Chan Chak, a veteran of 1911 Revolution, was China's top representative in Hong Kong when the Japanese, who had been waging war on China since 1937, launched their long-expected attack on the British colony on December 8, 1941.  Officially he ran an ordinary trading company, based on the 2/F of the Asiatic Petroleum Company Building, or Shell House, Queens Road, Central.  But in fact he had been liaising with British police and intelligence, carrying out undercover work against Japan and using both legal and illegal means to ensure China remained supplied with fuel and other essential materials despite the Japanese trade embargo.Chan Chak, a veteran of 1911 Revolution, was China's top representative in Hong Kong when the Japanese, who had been waging war on China since 1937, launched their long-expected attack on the British colony on December 8, 1941.  Officially he ran an ordinary trading company, based on the 2/F of the Asiatic Petroleum Company Building, or Shell House, Queens Road, Central.  But in fact he had been liaising with British police and intelligence, carrying out undercover work against Japan and using both legal and illegal means to ensure China remained supplied with fuel and other essential materials despite the Japanese trade embargo.

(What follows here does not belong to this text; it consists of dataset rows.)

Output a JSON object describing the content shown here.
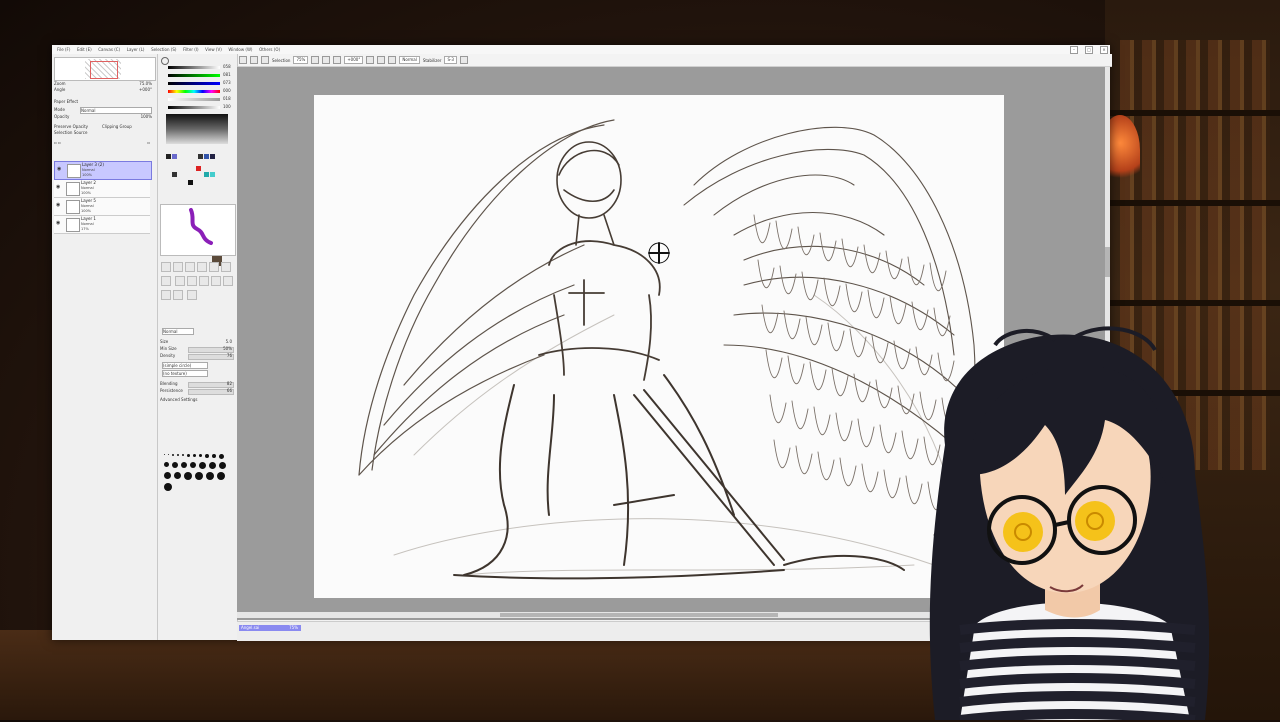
{
  "menu": [
    "File (F)",
    "Edit (E)",
    "Canvas (C)",
    "Layer (L)",
    "Selection (S)",
    "Filter (I)",
    "View (V)",
    "Window (W)",
    "Others (O)"
  ],
  "toolbar": {
    "selection_label": "Selection",
    "zoom_value": "75%",
    "rotation_value": "+000°",
    "mode_value": "Normal",
    "stabilizer_label": "Stabilizer",
    "stabilizer_value": "S-3"
  },
  "navigator": {
    "zoom_label": "Zoom",
    "zoom_value": "75.0%",
    "angle_label": "Angle",
    "angle_value": "+000°"
  },
  "layer_panel": {
    "effect_label": "Paper Effect",
    "mode_label": "Mode",
    "mode_value": "Normal",
    "opacity_label": "Opacity",
    "opacity_value": "100%",
    "preserve_opacity": "Preserve Opacity",
    "clipping_group": "Clipping Group",
    "selection_source": "Selection Source",
    "layers": [
      {
        "name": "Layer 3 (2)",
        "mode": "Normal",
        "opacity": "100%",
        "selected": true
      },
      {
        "name": "Layer 2",
        "mode": "Normal",
        "opacity": "100%",
        "selected": false
      },
      {
        "name": "Layer 5",
        "mode": "Normal",
        "opacity": "100%",
        "selected": false
      },
      {
        "name": "Layer 1",
        "mode": "Normal",
        "opacity": "17%",
        "selected": false
      }
    ]
  },
  "color_panel": {
    "values": [
      "058",
      "081",
      "073",
      "000",
      "018",
      "100"
    ],
    "primary_color": "#5b4a3a",
    "preview_stroke_color": "#8b1fb8"
  },
  "brush": {
    "tools": [
      "Pencil",
      "AirBrush",
      "Brush",
      "Water Color",
      "Marker",
      "Eraser",
      "SelPen",
      "SelErase",
      "Bucket",
      "Legacy",
      "Binary",
      "Blur",
      "Smudge",
      "Dodge",
      "Blender"
    ],
    "mode_value": "Normal",
    "size_label": "Size",
    "size_value": "5.0",
    "min_size_label": "Min Size",
    "min_size_value": "50%",
    "density_label": "Density",
    "density_value": "76",
    "shape_value": "(simple circle)",
    "texture_value": "(no texture)",
    "blending_label": "Blending",
    "blending_value": "82",
    "persistence_label": "Persistence",
    "persistence_value": "66",
    "advanced_label": "Advanced Settings"
  },
  "status": {
    "doc_tab": "Angel.sai",
    "doc_zoom": "75%"
  },
  "colors": {
    "accent": "#8a8af0",
    "canvas_bg": "#9b9b9b",
    "paper": "#fbfbfb",
    "sketch": "#4a4038",
    "hair": "#1a1a22",
    "eye": "#f5c21a"
  }
}
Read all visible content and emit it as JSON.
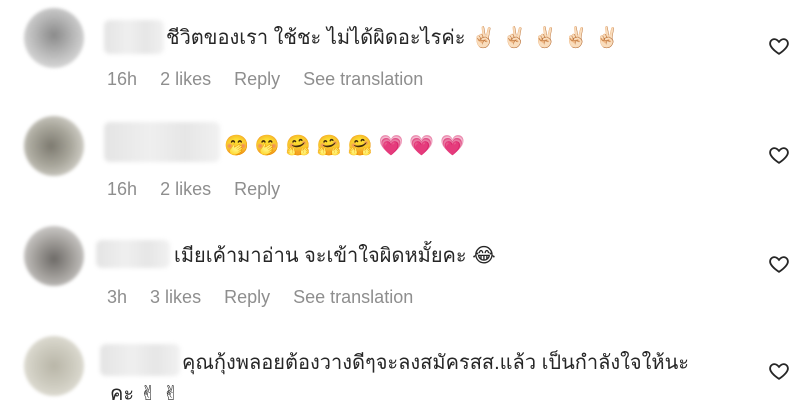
{
  "comments": [
    {
      "text": "ชีวิตของเรา ใช้ชะ ไม่ได้ผิดอะไรค่ะ",
      "emoji": "✌🏻✌🏻✌🏻✌🏻✌🏻",
      "time": "16h",
      "likes": "2 likes",
      "reply": "Reply",
      "translate": "See translation"
    },
    {
      "text": "",
      "emoji": "🤭🤭🤗🤗🤗💗💗💗",
      "time": "16h",
      "likes": "2 likes",
      "reply": "Reply",
      "translate": ""
    },
    {
      "text": "เมียเค้ามาอ่าน จะเข้าใจผิดหมั้ยคะ",
      "emoji": "😂",
      "time": "3h",
      "likes": "3 likes",
      "reply": "Reply",
      "translate": "See translation"
    },
    {
      "text": "คุณกุ้งพลอยต้องวางดีๆจะลงสมัครสส.แล้ว เป็นกำลังใจให้นะ",
      "text2": "คะ",
      "emoji": "✌✌",
      "time": "",
      "likes": "",
      "reply": "",
      "translate": ""
    }
  ],
  "icons": {
    "heart": "heart-outline-icon"
  },
  "colors": {
    "text": "#262626",
    "meta": "#8e8e8e"
  }
}
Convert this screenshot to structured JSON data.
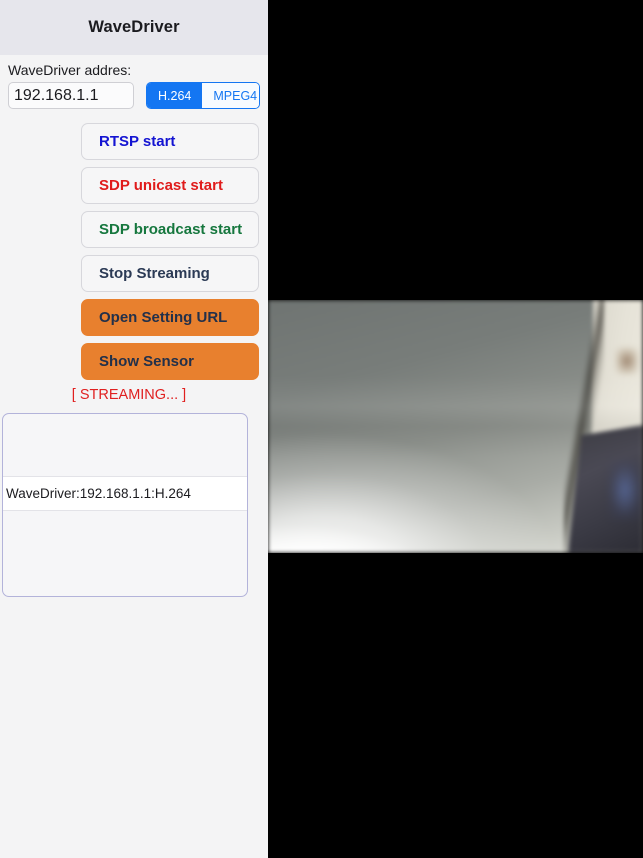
{
  "nav": {
    "title": "WaveDriver"
  },
  "address": {
    "label": "WaveDriver addres:",
    "value": "192.168.1.1",
    "placeholder": "192.168.1.1"
  },
  "codec_segment": {
    "options": [
      "H.264",
      "MPEG4"
    ],
    "selected": "H.264",
    "selected_bg": "#1476f2",
    "selected_fg": "#ffffff",
    "unselected_fg": "#1476f2"
  },
  "buttons": [
    {
      "label": "RTSP start",
      "style": "plain",
      "text_color": "#1414d2"
    },
    {
      "label": "SDP unicast start",
      "style": "plain",
      "text_color": "#e01b1b"
    },
    {
      "label": "SDP broadcast start",
      "style": "plain",
      "text_color": "#16773e"
    },
    {
      "label": "Stop Streaming",
      "style": "plain",
      "text_color": "#2b3a55"
    },
    {
      "label": "Open Setting URL",
      "style": "orange",
      "text_color": "#22304a"
    },
    {
      "label": "Show Sensor",
      "style": "orange",
      "text_color": "#22304a"
    }
  ],
  "status": {
    "text": "[ STREAMING... ]",
    "color": "#e02020"
  },
  "device_list": {
    "rows": [
      {
        "label": "",
        "selected": false
      },
      {
        "label": "",
        "selected": false
      },
      {
        "label": "WaveDriver:192.168.1.1:H.264",
        "selected": true
      },
      {
        "label": "",
        "selected": false
      },
      {
        "label": "",
        "selected": false
      }
    ],
    "border_color": "#b3b3da"
  },
  "video": {
    "label": "camera-preview",
    "background": "#000000",
    "state": "streaming"
  }
}
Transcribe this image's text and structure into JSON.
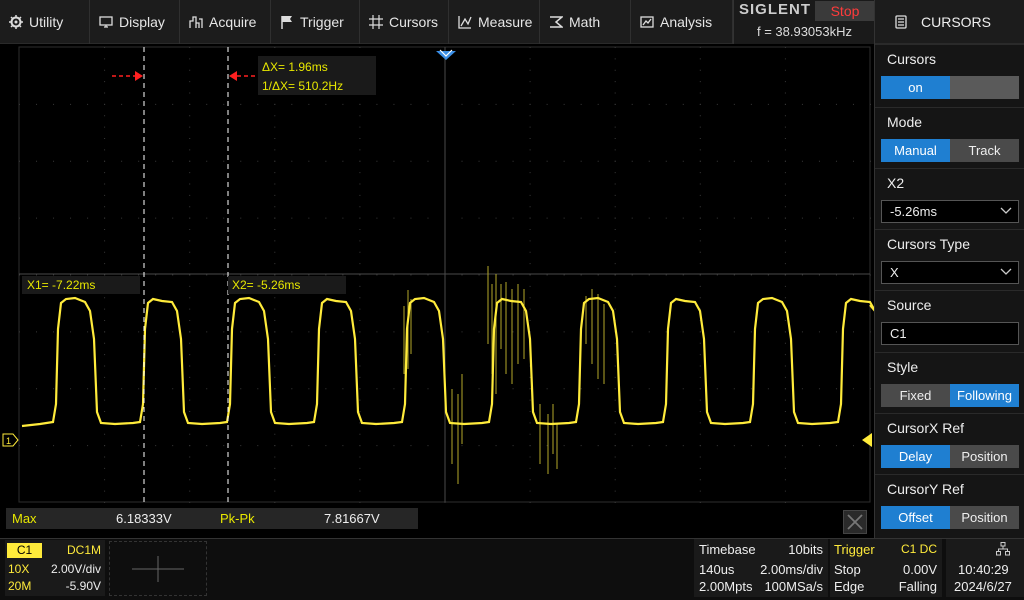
{
  "menu": {
    "utility": "Utility",
    "display": "Display",
    "acquire": "Acquire",
    "trigger": "Trigger",
    "cursors": "Cursors",
    "measure": "Measure",
    "math": "Math",
    "analysis": "Analysis"
  },
  "brand": {
    "logo": "SIGLENT",
    "status": "Stop",
    "freq": "f = 38.93053kHz"
  },
  "panel": {
    "title": "CURSORS",
    "cursors": {
      "label": "Cursors",
      "on": "on",
      "off": ""
    },
    "mode": {
      "label": "Mode",
      "manual": "Manual",
      "track": "Track"
    },
    "x2": {
      "label": "X2",
      "value": "-5.26ms"
    },
    "type": {
      "label": "Cursors Type",
      "value": "X"
    },
    "source": {
      "label": "Source",
      "value": "C1"
    },
    "style": {
      "label": "Style",
      "fixed": "Fixed",
      "following": "Following"
    },
    "cursorx_ref": {
      "label": "CursorX Ref",
      "delay": "Delay",
      "position": "Position"
    },
    "cursory_ref": {
      "label": "CursorY Ref",
      "offset": "Offset",
      "position": "Position"
    }
  },
  "readout": {
    "delta_x": "ΔX= 1.96ms",
    "inv_delta_x": "1/ΔX= 510.2Hz",
    "x1": "X1= -7.22ms",
    "x2": "X2= -5.26ms"
  },
  "measure": {
    "max_label": "Max",
    "max_value": "6.18333V",
    "pkpk_label": "Pk-Pk",
    "pkpk_value": "7.81667V"
  },
  "channel": {
    "name": "C1",
    "coupling": "DC1M",
    "probe": "10X",
    "scale": "2.00V/div",
    "bw": "20M",
    "offset": "-5.90V"
  },
  "timebase": {
    "label": "Timebase",
    "bits": "10bits",
    "delay": "140us",
    "scale": "2.00ms/div",
    "points": "2.00Mpts",
    "rate": "100MSa/s"
  },
  "trigger": {
    "label": "Trigger",
    "source": "C1 DC",
    "state": "Stop",
    "level": "0.00V",
    "type": "Edge",
    "slope": "Falling"
  },
  "clock": {
    "time": "10:40:29",
    "date": "2024/6/27"
  },
  "colors": {
    "trace": "#ffeb3b",
    "cursor": "#ffffff",
    "marker": "#ff2020",
    "accent": "#1f7fd1"
  }
}
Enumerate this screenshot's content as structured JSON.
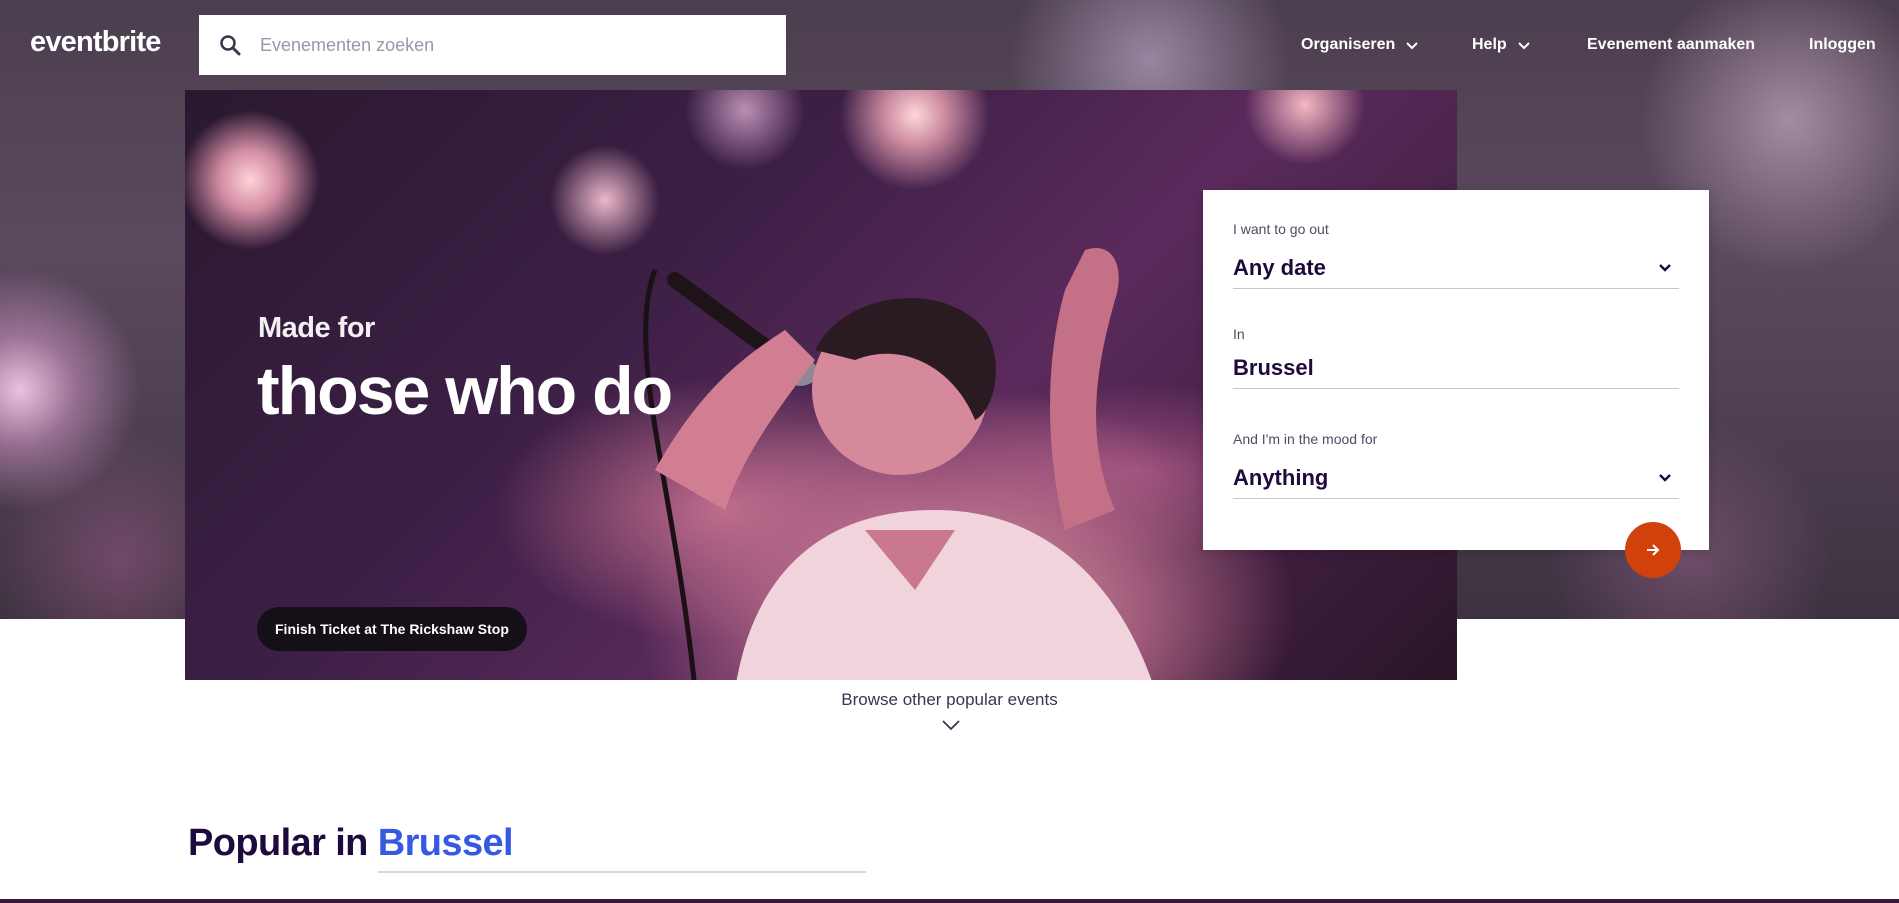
{
  "header": {
    "logo": "eventbrite",
    "search_placeholder": "Evenementen zoeken",
    "nav": {
      "organize": "Organiseren",
      "help": "Help",
      "create_event": "Evenement aanmaken",
      "login": "Inloggen"
    }
  },
  "hero": {
    "subtitle": "Made for",
    "title": "those who do",
    "credit": "Finish Ticket at The Rickshaw Stop"
  },
  "search_panel": {
    "date_label": "I want to go out",
    "date_value": "Any date",
    "location_label": "In",
    "location_value": "Brussel",
    "mood_label": "And I'm in the mood for",
    "mood_value": "Anything"
  },
  "browse": {
    "label": "Browse other popular events"
  },
  "popular": {
    "prefix": "Popular in",
    "city": "Brussel"
  },
  "colors": {
    "accent": "#d1410c",
    "link_blue": "#3659e3",
    "text_dark": "#1e0a3c"
  }
}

To tie with the exhibition, the Museum of Coastal Defence will organise a lecture entitled "Why We Decided to Re-trace the Route of the Escape Group of Christmas Night 1941?" at its Lecture Hall on Saturday, January 9, 2010. The speakers will be the President of the Hong Kong Escape Re-enactment Organisation, Mr Donald Chan, and experienced journalist Tim Luard. The lecture, to be mainly conducted in Cantonese and Putonghua, is admission-free with a capacity of 50 seats on a first-come-first-served basis.

The Museum of Coastal Defence is located at 175 Tung Hei Road, Shau Kei Wan, Hong Kong. It opens from 10am to 5pm. It is closed on Thursdays (except public holidays) and the first two days of Chinese New Year. Admission is $10 and half-price concessions are applicable to full-time students, people with disabilities and senior citizens aged 60 or above. Admission is free on Wednesdays.

For details of the exhibition, please visit the museum's website http://hk.coastaldefence.museum or call 2569 1500.

A group photo of the escapees in Waichow, 1941.
A group photo of the escapees in Waichow, 1941.

Source: GovHK (www.gov.hk)